Write out the complete data exactly as written.

*** Data for this task ***

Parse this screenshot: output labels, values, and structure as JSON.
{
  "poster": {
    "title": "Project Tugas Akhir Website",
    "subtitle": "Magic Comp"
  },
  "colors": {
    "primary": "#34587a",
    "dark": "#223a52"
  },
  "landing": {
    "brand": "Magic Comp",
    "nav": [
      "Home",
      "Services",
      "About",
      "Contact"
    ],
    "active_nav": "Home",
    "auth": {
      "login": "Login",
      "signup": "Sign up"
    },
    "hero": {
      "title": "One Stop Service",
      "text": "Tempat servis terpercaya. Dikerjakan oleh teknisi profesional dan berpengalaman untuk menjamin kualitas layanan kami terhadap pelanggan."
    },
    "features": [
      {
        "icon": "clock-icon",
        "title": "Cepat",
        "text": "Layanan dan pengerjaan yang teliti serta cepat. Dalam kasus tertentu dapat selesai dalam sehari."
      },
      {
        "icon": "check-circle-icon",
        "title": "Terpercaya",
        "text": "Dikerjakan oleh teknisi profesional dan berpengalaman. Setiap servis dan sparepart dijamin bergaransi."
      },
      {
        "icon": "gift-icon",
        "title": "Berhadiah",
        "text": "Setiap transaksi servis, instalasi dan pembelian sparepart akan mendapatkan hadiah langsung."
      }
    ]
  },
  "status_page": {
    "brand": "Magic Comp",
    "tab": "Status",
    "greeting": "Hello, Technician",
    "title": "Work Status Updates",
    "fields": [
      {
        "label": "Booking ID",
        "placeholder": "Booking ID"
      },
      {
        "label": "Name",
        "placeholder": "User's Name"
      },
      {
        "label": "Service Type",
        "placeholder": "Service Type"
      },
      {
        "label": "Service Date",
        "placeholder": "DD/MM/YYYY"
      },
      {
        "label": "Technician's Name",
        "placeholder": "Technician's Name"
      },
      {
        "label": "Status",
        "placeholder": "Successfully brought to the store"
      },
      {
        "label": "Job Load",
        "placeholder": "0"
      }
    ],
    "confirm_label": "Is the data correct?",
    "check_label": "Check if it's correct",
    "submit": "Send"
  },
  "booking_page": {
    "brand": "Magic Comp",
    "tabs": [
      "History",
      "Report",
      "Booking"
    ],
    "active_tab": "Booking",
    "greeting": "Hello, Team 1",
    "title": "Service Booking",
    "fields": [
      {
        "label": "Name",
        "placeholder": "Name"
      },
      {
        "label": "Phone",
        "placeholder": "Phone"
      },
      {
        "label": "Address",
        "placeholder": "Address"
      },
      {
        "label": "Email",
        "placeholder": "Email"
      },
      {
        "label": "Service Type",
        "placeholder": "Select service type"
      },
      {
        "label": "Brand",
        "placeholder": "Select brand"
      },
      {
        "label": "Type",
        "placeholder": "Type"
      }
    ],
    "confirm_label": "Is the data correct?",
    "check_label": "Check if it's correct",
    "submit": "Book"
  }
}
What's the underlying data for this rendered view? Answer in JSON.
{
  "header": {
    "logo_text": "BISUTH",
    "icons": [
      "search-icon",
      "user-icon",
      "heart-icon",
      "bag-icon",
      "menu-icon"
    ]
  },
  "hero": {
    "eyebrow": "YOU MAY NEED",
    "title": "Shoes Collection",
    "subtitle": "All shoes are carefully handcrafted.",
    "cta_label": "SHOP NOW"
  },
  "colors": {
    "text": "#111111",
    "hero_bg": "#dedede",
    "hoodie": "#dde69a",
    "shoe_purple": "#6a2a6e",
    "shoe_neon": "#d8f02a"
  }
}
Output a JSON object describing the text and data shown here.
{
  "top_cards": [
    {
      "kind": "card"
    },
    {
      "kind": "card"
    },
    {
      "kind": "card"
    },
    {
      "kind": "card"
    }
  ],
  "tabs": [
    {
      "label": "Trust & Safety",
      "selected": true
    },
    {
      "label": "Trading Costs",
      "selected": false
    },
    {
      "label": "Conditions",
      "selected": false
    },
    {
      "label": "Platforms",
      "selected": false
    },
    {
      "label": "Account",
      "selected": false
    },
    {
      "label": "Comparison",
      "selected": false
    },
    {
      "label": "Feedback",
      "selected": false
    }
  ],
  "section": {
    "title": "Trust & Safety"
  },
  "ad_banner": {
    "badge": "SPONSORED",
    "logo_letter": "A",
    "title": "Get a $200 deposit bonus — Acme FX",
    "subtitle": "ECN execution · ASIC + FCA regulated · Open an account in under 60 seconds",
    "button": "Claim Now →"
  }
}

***

** Answer to this task **
Parse this screenshot: output labels, values, and structure as JSON.
{
  "poster": {
    "title": "Project Tugas Akhir Website",
    "subtitle": "Magic Comp"
  },
  "colors": {
    "primary": "#34587a",
    "dark": "#223a52"
  },
  "landing": {
    "brand": "Magic Comp",
    "nav": [
      "Home",
      "Services",
      "About",
      "Contact"
    ],
    "active_nav": "Home",
    "auth": {
      "login": "Login",
      "signup": "Sign up"
    },
    "hero": {
      "title": "One Stop Service",
      "text": "Tempat servis terpercaya. Dikerjakan oleh teknisi profesional dan berpengalaman untuk menjamin kualitas layanan kami terhadap pelanggan."
    },
    "features": [
      {
        "icon": "clock-icon",
        "title": "Cepat",
        "text": "Layanan dan pengerjaan yang teliti serta cepat. Dalam kasus tertentu dapat selesai dalam sehari."
      },
      {
        "icon": "check-circle-icon",
        "title": "Terpercaya",
        "text": "Dikerjakan oleh teknisi profesional dan berpengalaman. Setiap servis dan sparepart dijamin bergaransi."
      },
      {
        "icon": "gift-icon",
        "title": "Berhadiah",
        "text": "Setiap transaksi servis, instalasi dan pembelian sparepart akan mendapatkan hadiah langsung."
      }
    ]
  },
  "status_page": {
    "brand": "Magic Comp",
    "tab": "Status",
    "greeting": "Hello, Technician",
    "title": "Work Status Updates",
    "fields": [
      {
        "label": "Booking ID",
        "placeholder": "Booking ID"
      },
      {
        "label": "Name",
        "placeholder": "User's Name"
      },
      {
        "label": "Service Type",
        "placeholder": "Service Type"
      },
      {
        "label": "Service Date",
        "placeholder": "DD/MM/YYYY"
      },
      {
        "label": "Technician's Name",
        "placeholder": "Technician's Name"
      },
      {
        "label": "Status",
        "placeholder": "Successfully brought to the store"
      },
      {
        "label": "Job Load",
        "placeholder": "0"
      }
    ],
    "confirm_label": "Is the data correct?",
    "check_label": "Check if it's correct",
    "submit": "Send"
  },
  "booking_page": {
    "brand": "Magic Comp",
    "tabs": [
      "History",
      "Report",
      "Booking"
    ],
    "active_tab": "Booking",
    "greeting": "Hello, Team 1",
    "title": "Service Booking",
    "fields": [
      {
        "label": "Name",
        "placeholder": "Name"
      },
      {
        "label": "Phone",
        "placeholder": "Phone"
      },
      {
        "label": "Address",
        "placeholder": "Address"
      },
      {
        "label": "Email",
        "placeholder": "Email"
      },
      {
        "label": "Service Type",
        "placeholder": "Select service type"
      },
      {
        "label": "Brand",
        "placeholder": "Select brand"
      },
      {
        "label": "Type",
        "placeholder": "Type"
      }
    ],
    "confirm_label": "Is the data correct?",
    "check_label": "Check if it's correct",
    "submit": "Book"
  }
}
What's the underlying data for this rendered view? Answer in JSON.
{
  "header": {
    "logo_text": "BISUTH",
    "icons": [
      "search-icon",
      "user-icon",
      "heart-icon",
      "bag-icon",
      "menu-icon"
    ]
  },
  "hero": {
    "eyebrow": "YOU MAY NEED",
    "title": "Shoes Collection",
    "subtitle": "All shoes are carefully handcrafted.",
    "cta_label": "SHOP NOW"
  },
  "colors": {
    "text": "#111111",
    "hero_bg": "#dedede",
    "hoodie": "#dde69a",
    "shoe_purple": "#6a2a6e",
    "shoe_neon": "#d8f02a"
  }
}
Output a JSON object describing the text and data shown here.
{
  "top_cards": [
    {
      "kind": "card"
    },
    {
      "kind": "card"
    },
    {
      "kind": "card"
    },
    {
      "kind": "card"
    }
  ],
  "tabs": [
    {
      "label": "Trust & Safety",
      "selected": true
    },
    {
      "label": "Trading Costs",
      "selected": false
    },
    {
      "label": "Conditions",
      "selected": false
    },
    {
      "label": "Platforms",
      "selected": false
    },
    {
      "label": "Account",
      "selected": false
    },
    {
      "label": "Comparison",
      "selected": false
    },
    {
      "label": "Feedback",
      "selected": false
    }
  ],
  "section": {
    "title": "Trust & Safety"
  },
  "ad_banner": {
    "badge": "SPONSORED",
    "logo_letter": "A",
    "title": "Get a $200 deposit bonus — Acme FX",
    "subtitle": "ECN execution · ASIC + FCA regulated · Open an account in under 60 seconds",
    "button": "Claim Now →"
  }
}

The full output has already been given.